The opinion of the court was delivered by: Stiehl, District Judge
Plaintiff, currently in custody in the St. Clair County Jail, brings this action for alleged violations of his constitutional rights by persons acting under the color of federal authority. See Bivens v. Six Unknown Named Agents, 403 U.S. 388 (1971).*fn1
This case is now before the Court for a preliminary review of the complaint pursuant to 28 U.S.C. § 1915(e)(2), which provides:
Notwithstanding any filing fee, or any portion thereof, that may have been paid, the court shall dismiss the case at any time if the court determines that --
(A) the allegation of poverty is untrue; or
(B) the action or appeal --
(I) is frivolous or malicious;
(ii) fails to state a claim on which relief may be granted; or
(iii) seeks monetary relief from a defendant who is immune from such relief.
28 U.S.C. § 1915(e)(2). An action or claim is frivolous if "it lacks an arguable basis either in law or in fact." Neitzke v. Williams, 490 U.S. 319, 325 (1989). Upon careful review of the complaint and any supporting exhibits, the Court finds it appropriate to exercise its authority under § 1915(e)(2); this action is frivolous and thus subject to summary dismissal.
In this action, Plaintiff states that his attorney, Defendant Hilderbrand, allowed him to speak with federal agents, Defendants Rehg*fn2 and Woods, in April 2004. Those discussions apparently led to a federal indictment against Plaintiff, charges that are currently pending in this District. See United States v. Farmer, et al., Case No. 04-cr-30139 (S.D. Ill., filed Nov. 30, 2004). Plaintiff now claims that he was interrogated against his will, in violation of his Miranda rights, and he now seeks compensatory and punitive damages against all Defendants for their alleged conspiracy against him to incriminate himself.
[I]n order to recover damages for allegedly unconstitutional conviction or imprisonment, or for other harm caused by actions whose unlawfulness would render a conviction or sentence invalid, a § 1983 plaintiff must prove that the conviction or sentence has been reversed on direct appeal, expunged by executive order, declared invalid by a state tribunal authorized to make such determination, or called into question by a federal court's issuance of a writ of habeas corpus, 28 U.S.C. § 2254. A claim for damages bearing that relationship to a conviction or sentence that has not been so invalidated is not cognizable under § 1983. Thus, when a state prisoner seeks damages in a § 1983 suit, the district court must consider whether a judgment in favor of the plaintiff would necessarily imply the invalidity of his conviction or sentence; if it would, the complaint must be dismissed unless the plaintiff can demonstrate that the conviction or sentence has already been invalidated.

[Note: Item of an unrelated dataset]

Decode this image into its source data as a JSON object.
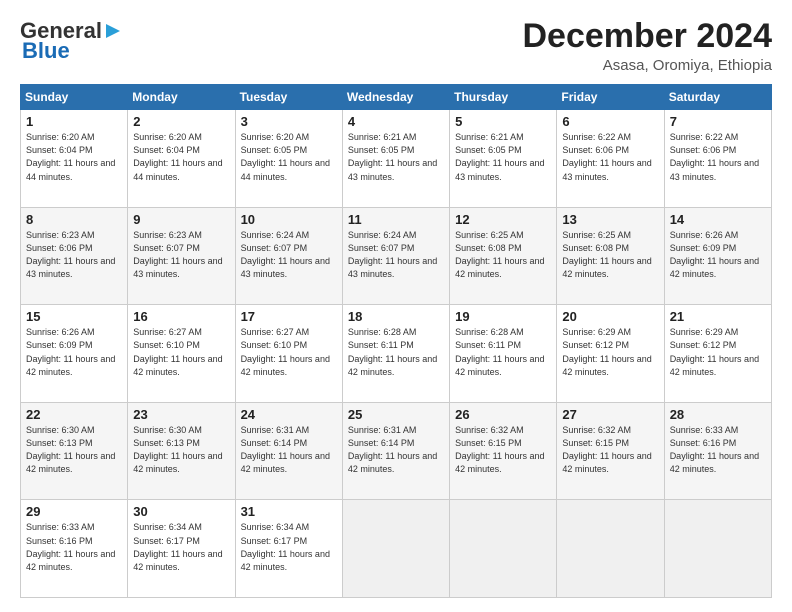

But if the district court determines that the plaintiff's action, even if successful, will not demonstrate the invalidity of any outstanding criminal judgment against the plaintiff, the action should be allowed to proceed, in the absence of some other bar to the suit.
Heck v. Humphrey, 512 U.S. 477, 487-88 (1994). "We do not engraft an exhaustion requirement upon § 1983, but rather deny the existence of a cause of action. Even a prisoner who has fully exhausted available state remedies has no cause of action under § 1983 unless and until the conviction or sentence is reversed, expunged, invalidated, or impugned by the grant of a writ of habeas corpus." Id. at 488. Furthermore, if Plaintiff seeks to contest the voluntariness of his statements, that argument should be raised in the criminal case as a challenge to the admissibility of those statements.
In summary, Plaintiff's complaint does not survive review under § 1915A. Accordingly, this action is DISMISSED without prejudice to Plaintiff challenging the admissibility of his statements in the criminal case currently ...